When I was a scholar at the Cato Institute, interns frequently asked me for reading recommendations. My advice was typically to read books outside of the libertarian canon. This was for a couple of reasons.
First, because understanding the ideas of those who disagree with us helps us be better advocates for our own ideas. But, second, because thinkers who aren't necessarily aligned with our politics perfectly, or who reject them entirely, nonetheless have valuable insights to offer. Intellectual provincialism leads nowhere.
It's with that lesson in mind that I brought intellectual historian Jason Kuznicki (@JasonKuznicki) on today to talk about the French philosopher and historian Michel Foucault. Foucault is often either looked at skeptically by non-leftists, or just ignored entirely. But his studies of knowledge and power, and the relationship between the two, offer powerful tools for critiquing the state, as well as other forms of coercion.
With Jason's help, we explore Foucault's core ideas and some of his most famous works.

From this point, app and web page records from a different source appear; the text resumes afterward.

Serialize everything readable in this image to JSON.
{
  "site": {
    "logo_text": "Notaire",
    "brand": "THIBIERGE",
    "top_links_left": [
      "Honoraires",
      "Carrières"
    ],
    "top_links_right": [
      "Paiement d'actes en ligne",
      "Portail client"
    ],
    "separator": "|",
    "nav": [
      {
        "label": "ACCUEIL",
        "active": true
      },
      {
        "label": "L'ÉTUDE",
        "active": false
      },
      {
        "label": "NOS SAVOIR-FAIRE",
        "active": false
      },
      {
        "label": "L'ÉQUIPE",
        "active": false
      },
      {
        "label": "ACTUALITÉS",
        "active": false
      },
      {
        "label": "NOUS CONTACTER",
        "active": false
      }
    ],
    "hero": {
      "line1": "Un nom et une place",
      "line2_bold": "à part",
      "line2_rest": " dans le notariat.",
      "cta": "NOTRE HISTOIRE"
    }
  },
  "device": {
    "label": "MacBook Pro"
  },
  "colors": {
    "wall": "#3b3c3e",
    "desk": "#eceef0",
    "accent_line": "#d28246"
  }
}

And we place them in the context of the broader struggle for liberty.